Microsoft nightmares and Linux dreams

Ever since I got this laptop (a lovely light, if a bit too big, Acer 4810T) I have struggled with the operating system. Microsoft Vista is a nightmare made real. However, until last week my gripes and Vista’s delays were never quite enough to drive me to attempt to install a new OS with which I have no experience. (I have two decades of extensive Windows use behind me, and another few years of MS OSes before that.) Last week however, Windows Explorer threw a tantrum, if I tried to send a file to the recycle bin, or to change its name the dialog box would remain open until either I rebooted the system, or Windows Explorer crashed and was restarted by the system – which happened happily often.

For the last few days I have been doing half my work running UberStudent, a Linux (Debian, Ubuntu variant) OS designed for students. I have been suing it from a USB stick, to test, but it has been a dream. Out of the box it supports Firefox with Zotero, Open Office (or if I want to get really sensible in my writing – i.e. uses styles properly and write by function more than appearance – LyX which also integrates with Zotero) and loads of other nice programs and features. It took minutes to add my other Firefox add-ons, and not long to change the look, and put the bars on the sides of my widescreen (thus giving me effectively more vertical space – widescreens are a gift to laptop designers, but a pain for users).

Three things I need were missing:

  1. a good audio editor (I did not need to download drivers for my external soundcard/preamp like I had to in Windows, in Linux such extras seem to work straight out of the box :)
  2. a way to sync my phone diary with a calendar program on the laptop
  3. Dropbox which I can’t now live without, syncing my using files to the cloud is just SO handy and such an easy backup scheme (admission of interest: this Dropbox link will get both and installing the free program will get both of us a bonus of extra storage space)
  4. BibleWorks (yes, I must try one or more of the Linux free Bible programs, but I do appreciate having the Westminster Morph Hebrew text available)

It took a wee while to learn how to get new programs in Linux, but soon I had Audacity installed, and discovered that the OS came with a utility that is on the whole better than Nokia’s phone syncing program (though I still have to discover how to get the diary syncing with Thunderbird). Dropbox also installed easily, the only tricky bit is that the folder needs a different name in Linux and in MS Vista (but that will cease being a problem once I give Vista the heave ;)  That just leaves BibleWorks, and I’m told that’s a simple install under Wine (which again comes preloaded).

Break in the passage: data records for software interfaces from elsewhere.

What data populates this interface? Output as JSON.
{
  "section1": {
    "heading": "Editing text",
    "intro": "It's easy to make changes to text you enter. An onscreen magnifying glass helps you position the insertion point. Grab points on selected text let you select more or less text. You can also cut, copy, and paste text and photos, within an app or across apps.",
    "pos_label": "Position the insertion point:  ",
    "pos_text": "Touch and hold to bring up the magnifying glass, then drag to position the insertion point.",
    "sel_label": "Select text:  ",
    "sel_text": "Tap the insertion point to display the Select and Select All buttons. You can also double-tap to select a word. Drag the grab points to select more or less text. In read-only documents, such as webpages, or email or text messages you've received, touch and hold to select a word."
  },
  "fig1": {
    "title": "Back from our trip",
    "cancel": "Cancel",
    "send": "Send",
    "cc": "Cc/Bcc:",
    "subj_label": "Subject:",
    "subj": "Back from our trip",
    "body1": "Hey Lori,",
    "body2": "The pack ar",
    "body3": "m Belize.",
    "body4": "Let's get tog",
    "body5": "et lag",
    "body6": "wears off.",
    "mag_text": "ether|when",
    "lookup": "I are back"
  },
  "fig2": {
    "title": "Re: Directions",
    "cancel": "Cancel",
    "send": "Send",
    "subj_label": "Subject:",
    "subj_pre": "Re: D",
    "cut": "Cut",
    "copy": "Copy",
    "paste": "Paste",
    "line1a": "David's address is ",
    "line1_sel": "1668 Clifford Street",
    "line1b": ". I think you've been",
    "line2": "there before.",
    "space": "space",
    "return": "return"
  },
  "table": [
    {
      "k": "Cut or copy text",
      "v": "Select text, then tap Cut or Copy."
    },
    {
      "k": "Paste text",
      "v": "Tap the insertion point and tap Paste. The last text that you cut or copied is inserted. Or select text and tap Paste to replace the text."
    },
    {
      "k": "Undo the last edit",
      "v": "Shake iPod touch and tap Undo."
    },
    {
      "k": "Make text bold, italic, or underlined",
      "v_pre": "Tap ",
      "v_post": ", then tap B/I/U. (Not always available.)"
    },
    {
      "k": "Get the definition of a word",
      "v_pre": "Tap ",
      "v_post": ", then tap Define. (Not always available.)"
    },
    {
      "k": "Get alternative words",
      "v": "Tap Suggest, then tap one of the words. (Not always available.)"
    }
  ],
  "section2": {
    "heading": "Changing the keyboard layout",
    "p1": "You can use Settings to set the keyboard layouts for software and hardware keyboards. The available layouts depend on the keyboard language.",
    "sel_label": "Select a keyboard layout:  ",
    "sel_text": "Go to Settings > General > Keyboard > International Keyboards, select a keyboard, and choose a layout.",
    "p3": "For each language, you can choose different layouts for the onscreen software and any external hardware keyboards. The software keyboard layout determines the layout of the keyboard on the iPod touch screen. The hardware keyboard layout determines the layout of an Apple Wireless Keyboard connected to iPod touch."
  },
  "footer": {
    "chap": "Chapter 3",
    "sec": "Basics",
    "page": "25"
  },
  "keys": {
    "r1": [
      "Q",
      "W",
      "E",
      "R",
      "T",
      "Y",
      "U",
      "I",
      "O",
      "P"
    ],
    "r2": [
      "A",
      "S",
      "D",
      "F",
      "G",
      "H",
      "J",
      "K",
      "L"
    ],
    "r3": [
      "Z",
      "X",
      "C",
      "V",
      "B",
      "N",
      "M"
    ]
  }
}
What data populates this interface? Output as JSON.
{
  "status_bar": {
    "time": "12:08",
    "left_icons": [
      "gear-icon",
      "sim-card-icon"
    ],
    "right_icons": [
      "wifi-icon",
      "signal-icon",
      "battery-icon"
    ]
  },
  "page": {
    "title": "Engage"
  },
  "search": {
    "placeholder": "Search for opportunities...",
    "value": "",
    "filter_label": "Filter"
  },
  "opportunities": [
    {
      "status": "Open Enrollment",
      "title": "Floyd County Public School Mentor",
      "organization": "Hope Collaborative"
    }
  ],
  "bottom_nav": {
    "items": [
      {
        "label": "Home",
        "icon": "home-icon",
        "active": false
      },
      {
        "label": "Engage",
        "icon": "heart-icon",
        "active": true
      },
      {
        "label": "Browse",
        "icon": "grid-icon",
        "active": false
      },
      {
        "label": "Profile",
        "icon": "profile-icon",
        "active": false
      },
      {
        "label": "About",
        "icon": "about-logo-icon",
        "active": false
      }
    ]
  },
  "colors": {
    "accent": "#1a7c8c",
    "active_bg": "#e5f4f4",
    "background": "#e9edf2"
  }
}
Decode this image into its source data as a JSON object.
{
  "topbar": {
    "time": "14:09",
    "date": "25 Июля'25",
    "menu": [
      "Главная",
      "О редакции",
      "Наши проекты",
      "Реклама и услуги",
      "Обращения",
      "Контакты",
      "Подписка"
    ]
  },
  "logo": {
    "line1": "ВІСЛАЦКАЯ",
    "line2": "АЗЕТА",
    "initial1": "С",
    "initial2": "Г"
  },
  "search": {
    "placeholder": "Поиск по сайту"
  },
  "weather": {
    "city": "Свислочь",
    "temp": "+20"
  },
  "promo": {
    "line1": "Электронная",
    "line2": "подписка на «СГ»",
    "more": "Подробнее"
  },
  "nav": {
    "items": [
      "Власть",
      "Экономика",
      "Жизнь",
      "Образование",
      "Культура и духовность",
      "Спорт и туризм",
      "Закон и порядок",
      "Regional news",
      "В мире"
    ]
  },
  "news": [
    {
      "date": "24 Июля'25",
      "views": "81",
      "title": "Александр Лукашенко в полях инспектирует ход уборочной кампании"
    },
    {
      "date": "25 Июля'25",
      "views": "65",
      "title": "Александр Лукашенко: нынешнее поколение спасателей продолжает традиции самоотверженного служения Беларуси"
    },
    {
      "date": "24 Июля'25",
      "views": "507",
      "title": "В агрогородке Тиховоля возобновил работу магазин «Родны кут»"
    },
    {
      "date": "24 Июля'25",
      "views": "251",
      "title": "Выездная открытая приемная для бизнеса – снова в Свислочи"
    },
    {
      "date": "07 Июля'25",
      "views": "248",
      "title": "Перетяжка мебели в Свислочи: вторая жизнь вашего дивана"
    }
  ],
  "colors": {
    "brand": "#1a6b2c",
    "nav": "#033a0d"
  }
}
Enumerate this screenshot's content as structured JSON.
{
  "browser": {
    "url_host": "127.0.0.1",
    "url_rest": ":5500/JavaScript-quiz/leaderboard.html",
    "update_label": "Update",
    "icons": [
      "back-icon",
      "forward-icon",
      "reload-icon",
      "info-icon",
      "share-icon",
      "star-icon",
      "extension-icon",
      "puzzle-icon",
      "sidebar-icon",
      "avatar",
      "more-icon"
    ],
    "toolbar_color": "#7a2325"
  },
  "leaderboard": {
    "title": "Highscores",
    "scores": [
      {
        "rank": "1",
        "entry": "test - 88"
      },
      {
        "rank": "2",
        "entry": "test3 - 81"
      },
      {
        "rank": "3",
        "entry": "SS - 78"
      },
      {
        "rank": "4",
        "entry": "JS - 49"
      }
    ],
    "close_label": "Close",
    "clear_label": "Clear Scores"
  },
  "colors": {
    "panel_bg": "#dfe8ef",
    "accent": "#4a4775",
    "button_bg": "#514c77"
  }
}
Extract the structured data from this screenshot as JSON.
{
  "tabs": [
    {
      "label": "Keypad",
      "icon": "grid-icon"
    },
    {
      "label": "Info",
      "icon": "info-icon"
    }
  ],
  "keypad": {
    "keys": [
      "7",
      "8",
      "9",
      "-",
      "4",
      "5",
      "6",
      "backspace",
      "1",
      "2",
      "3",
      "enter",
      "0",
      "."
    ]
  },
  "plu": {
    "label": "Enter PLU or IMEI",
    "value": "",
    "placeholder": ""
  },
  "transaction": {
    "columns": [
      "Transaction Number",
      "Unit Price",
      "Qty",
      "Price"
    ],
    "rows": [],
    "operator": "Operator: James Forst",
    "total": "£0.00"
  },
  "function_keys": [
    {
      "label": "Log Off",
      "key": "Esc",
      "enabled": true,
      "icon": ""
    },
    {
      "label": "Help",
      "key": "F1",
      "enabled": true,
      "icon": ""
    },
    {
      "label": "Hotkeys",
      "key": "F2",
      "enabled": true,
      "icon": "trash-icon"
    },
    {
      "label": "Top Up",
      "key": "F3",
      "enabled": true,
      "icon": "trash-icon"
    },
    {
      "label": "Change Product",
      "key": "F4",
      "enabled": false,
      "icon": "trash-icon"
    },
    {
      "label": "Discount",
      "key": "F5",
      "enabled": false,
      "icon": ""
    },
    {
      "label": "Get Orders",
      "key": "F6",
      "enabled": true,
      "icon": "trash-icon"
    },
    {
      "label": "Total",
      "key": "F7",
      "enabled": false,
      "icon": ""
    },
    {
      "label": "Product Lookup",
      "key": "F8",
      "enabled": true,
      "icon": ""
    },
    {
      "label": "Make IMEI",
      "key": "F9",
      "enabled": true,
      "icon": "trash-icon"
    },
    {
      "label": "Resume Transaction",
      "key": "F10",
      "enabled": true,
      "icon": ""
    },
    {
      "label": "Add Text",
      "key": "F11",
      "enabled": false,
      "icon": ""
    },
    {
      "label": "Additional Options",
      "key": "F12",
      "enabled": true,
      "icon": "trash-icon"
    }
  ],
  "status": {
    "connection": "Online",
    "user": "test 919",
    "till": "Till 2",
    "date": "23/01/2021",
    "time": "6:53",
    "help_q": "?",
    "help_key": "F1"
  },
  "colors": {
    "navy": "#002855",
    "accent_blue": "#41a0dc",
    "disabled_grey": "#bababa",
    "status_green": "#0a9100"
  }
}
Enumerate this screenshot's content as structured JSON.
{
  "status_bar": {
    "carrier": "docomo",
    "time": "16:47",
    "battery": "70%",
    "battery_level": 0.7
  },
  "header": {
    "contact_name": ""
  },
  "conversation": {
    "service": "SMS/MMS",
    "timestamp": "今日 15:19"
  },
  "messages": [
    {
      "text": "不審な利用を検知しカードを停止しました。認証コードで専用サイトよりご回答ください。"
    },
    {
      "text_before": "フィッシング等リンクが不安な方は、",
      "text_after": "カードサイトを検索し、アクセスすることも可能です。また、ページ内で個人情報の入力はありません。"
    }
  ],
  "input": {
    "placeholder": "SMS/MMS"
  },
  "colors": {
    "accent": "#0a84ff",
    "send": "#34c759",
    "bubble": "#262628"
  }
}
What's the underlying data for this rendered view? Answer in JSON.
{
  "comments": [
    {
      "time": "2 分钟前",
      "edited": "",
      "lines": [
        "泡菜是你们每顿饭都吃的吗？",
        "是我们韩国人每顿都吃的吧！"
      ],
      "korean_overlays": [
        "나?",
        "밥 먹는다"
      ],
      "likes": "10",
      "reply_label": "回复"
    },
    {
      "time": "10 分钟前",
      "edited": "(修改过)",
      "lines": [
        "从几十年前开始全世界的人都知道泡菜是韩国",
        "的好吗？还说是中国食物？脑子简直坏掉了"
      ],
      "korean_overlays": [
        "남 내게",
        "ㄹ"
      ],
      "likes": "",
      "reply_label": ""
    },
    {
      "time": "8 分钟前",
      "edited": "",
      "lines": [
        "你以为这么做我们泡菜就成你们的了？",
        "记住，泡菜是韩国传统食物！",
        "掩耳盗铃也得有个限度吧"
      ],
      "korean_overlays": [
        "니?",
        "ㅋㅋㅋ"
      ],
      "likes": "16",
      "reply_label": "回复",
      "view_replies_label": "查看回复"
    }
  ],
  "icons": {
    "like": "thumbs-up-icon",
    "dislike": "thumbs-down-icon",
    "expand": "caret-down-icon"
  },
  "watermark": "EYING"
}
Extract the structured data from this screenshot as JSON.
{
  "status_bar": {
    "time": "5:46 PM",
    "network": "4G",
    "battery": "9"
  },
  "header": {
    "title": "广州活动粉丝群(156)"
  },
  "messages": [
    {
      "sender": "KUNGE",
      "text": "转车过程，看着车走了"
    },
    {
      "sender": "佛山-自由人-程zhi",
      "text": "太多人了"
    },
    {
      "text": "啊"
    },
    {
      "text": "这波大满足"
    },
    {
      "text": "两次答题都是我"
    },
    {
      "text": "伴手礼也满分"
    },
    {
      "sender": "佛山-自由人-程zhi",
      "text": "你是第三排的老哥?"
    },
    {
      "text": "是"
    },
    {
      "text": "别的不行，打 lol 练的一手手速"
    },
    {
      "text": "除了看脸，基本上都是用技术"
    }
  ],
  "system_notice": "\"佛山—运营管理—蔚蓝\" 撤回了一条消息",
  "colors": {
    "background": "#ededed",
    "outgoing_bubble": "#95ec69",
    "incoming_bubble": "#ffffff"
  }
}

I expect that with a couple of hours more playing I’ll happily be dual booting, and probably only seldom returning to the sad difficult and frustrating world of Microsoft.

4 comments on “Microsoft nightmares and Linux dreams

  1. Stephen

    What about VirtualBox? Free PC emulator developed by Sun.

    Also, I think VMWare and Parallels make commercial equivalents. I have Parallels installed on my Mac and it runs really well.

  2. Bob MacDonald

    Vista was a disasta – but Windows 7 is quite good. We spend so much time setting up and configuring – I did next to zero setup for my netbook with Windows 7. All our staff are getting converted from XP to Windows 7 – the developers are very happy with it.

  3. Ishmael

    The true Linux nightmare is that a box will appear in the local computer store labelled “Microsoft Linux”.


    I have to agree with Bob that Vista was a bloated disaster but Windows 7 is a move in the right direction. However, one of the great things about Open Source is that you do have choices — if Linux works for you, then go with it!

  4. tim

    At the moment this distro is working fine, more or less straight out of the “box”, with far far less installing of programs and tweaking of OS than I am used to, even in XP. I’m a minimalist in terms of what I want the OS to do for me, and I’m enjoying having several of the main programs already built in. Able to start work almost without having to install anything. BibleWorks is the main thing, and sorting the diary another (I’m nervous of the diary sync because that has been such a painful experience in MS OSes since my last Palm died.)